Part of a Series on the Philosophy of History
Today is the 149th anniversary of the birth of Johan Huizinga (07 December 1872–01 February 1945), who was born on this date in 1872.
Huizinga was a Dutch historian of culture and ideas. His book The Autumn of the Middle Ages: A study of the forms of life, thought and art in France and the Netherlands in the fourteenth and fifteenth centuries (Herfsttij der Middeleeuwen, 1919) has been translated into English three times (as The Waning of the Middle Ages, The Autumn of the Middle Ages, and most recently as Autumntide of the Middle Ages). In 1976 Radio Netherlands produced a six part series, Autumn of the Middle Ages, focused on the music of the period, which is a nice supplement to Huizinga’s treatment of the same period, allowing us to expand our appreciation of the autumn of the Middle Ages beyond literature, painting, and sculpture.
One of the elements that makes Huizinga’s study of the late Middle Ages in the Low Countries so compelling is its masterful synthesis of the diverse expressions of culture to express a single theme: that of the late Middle Ages as a time of a civilization in decline. Huizinga had obviously put some thought into historical synthesis, and had this to say about it:
“In the historian’s very research, if well done, lies the maturation of historical knowledge itself. The development of historical insight is not a process that follows upon critical treatment of the raw material, but is constantly taking place in the work of digging itself; scholarship is not realized in the individual in synthesis alone, but also in analysis. No true historical analysis is possible without the constant interpretation of meaning. In order to begin an analysis, there must already be a synthesis present in the mind. A conception of ordered coherence is an indispensable precondition even to the preliminary labor of digging and hewing.” (from “The Task of Cultural History” included in Men and Ideas)

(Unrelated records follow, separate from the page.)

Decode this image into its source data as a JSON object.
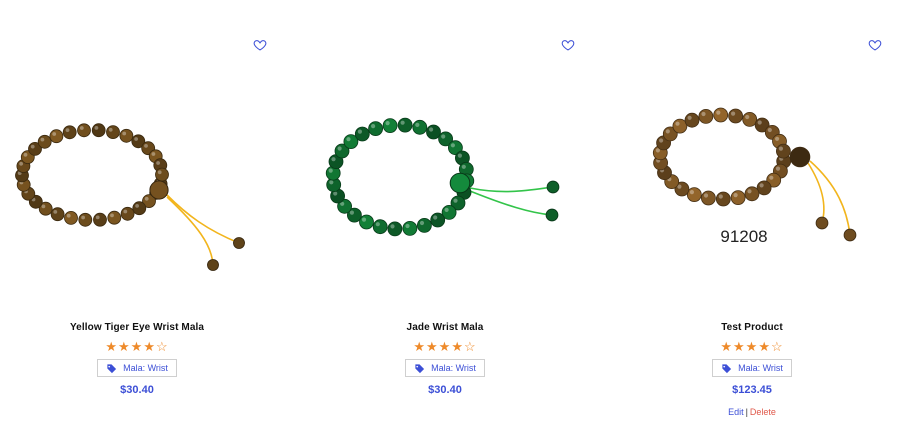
{
  "products": [
    {
      "title": "Yellow Tiger Eye Wrist Mala",
      "rating_value": 4,
      "rating_max": 5,
      "stars": "★★★★☆",
      "category": "Mala: Wrist",
      "price": "$30.40",
      "bead_color": "#6a4a1c",
      "cord_color": "#f2b51d",
      "icons": {
        "wishlist": "heart-outline-icon",
        "tag": "tag-icon"
      }
    },
    {
      "title": "Jade Wrist Mala",
      "rating_value": 4,
      "rating_max": 5,
      "stars": "★★★★☆",
      "category": "Mala: Wrist",
      "price": "$30.40",
      "bead_color": "#0f6a2e",
      "cord_color": "#33c44a",
      "icons": {
        "wishlist": "heart-outline-icon",
        "tag": "tag-icon"
      }
    },
    {
      "title": "Test Product",
      "rating_value": 4,
      "rating_max": 5,
      "stars": "★★★★☆",
      "category": "Mala: Wrist",
      "price": "$123.45",
      "image_caption": "91208",
      "actions": {
        "edit": "Edit",
        "separator": "|",
        "delete": "Delete"
      },
      "bead_color": "#7a5424",
      "cord_color": "#f2b51d",
      "icons": {
        "wishlist": "heart-outline-icon",
        "tag": "tag-icon"
      }
    }
  ],
  "colors": {
    "accent": "#3c4fd6",
    "star": "#ee8a2a",
    "delete": "#e0584a"
  }
}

Dutch Civilization in the Seventeenth Century (Nederland’s beschaving in de zeventiende eeuw, 1941), is, like his earlier work on the middle ages, a work of synthesis that draws together the elements of what we know today as the Dutch Golden Age. The second part of this work includes three essays on history, “Two Wrestlers with the Angel,” in which Huizinga compares the historical syntheses of Oswald Spengler and H. G. Wells, “The Aesthetic Element in Historical Thought,” and “My Path to History.” It is remarkable that Huizinga says of Spengler’s main work that it, “…consisted of 600 pages of clearly reasoned and brilliantly expressed historical exegesis.” This is a rare tribute by a professional historian to Spengler’s virtues as a writer—virtues for which Spengler is not usually recommended. Given Huizinga’s thesis on the late Middle Ages, it is no wonder that he was attracted to Spengler’s central theme of The Decline of the West.
Huizinga’s Homo Ludens: A Study of the Play-Element of Culture (Homo Ludens: Proeve Ener Bepaling Van Het Spelelement Der Cultuur, 1938) has been influential beyond the scope of most works of history. The Dutch “ludus” has no precise equivalent in English, and could be rendered “play,” “practice,” or “sport.” One might profitably compare this work with Nietzsche’s essay “Homer’s Contest” or Ortega y Gasset’s essay “The Sportive Origins of the State.”
What follows is a paragraph from one of Huizinga’s lesser known essays, “A Definition of the Concept of History” (translated by D. R. Cousin), which appeared in Philosophy and History: The Ernst Cassirer Festschrift, edited by Raymond Klibansky and H. J. Paton (1963). The definition of history upon which Huizinga converges is this: “History is the intellectual form in which a civilization renders account to itself of its past.” Leading up to this definition we find the following:
“It remains for us to establish who renders account to himself, and of what. To the question about the subject which concerns itself with history, the answer is implicit in what has just been said. It can only be a civilization, inasmuch as that word is best adapted to indicate the ideal totalities of social life and creative activity realized in a definite time and place which for our thinking constitute the units in the historical life of mankind. We are expected to speak of a civilization, no less than of a people, a society as a thinking subject, without falling by the use of this metaphor into the gross anthropomorphism which constitutes one of the chief dangers to historical thought. Moreover, it is hardly necessary to define the concept of civilization more precisely than has just been done, until we employ the word as a term in a definition. Every civilization creates its own form of history, and must do so. The character of the civilization determines what history shall mean to it, and of what kind it shall be. If a civilization coincides with a people, a state, a tribe, its history will be correspondingly simple. If a general civilization is differentiated into distinct nations, and these again into groups, classes, parties, the corresponding differentiation in the historical form follows of itself.6 The historical interests of every sectional civilization are determined by the question: what are the things which ‘matter’ to it? Civilization has a meaning only as a process of adaptation to an end; it is a teleological concept, as history is an explicitly purposive knowing.”
This passage is fascinating in part due to the coincidence of history and civilization, which we have seen in other historians grappling with the definition of history.
The Klibansky and Paton volume was published after Huizinga’s death, and the book does not give the source of Huizinga’s essay or its date of composition.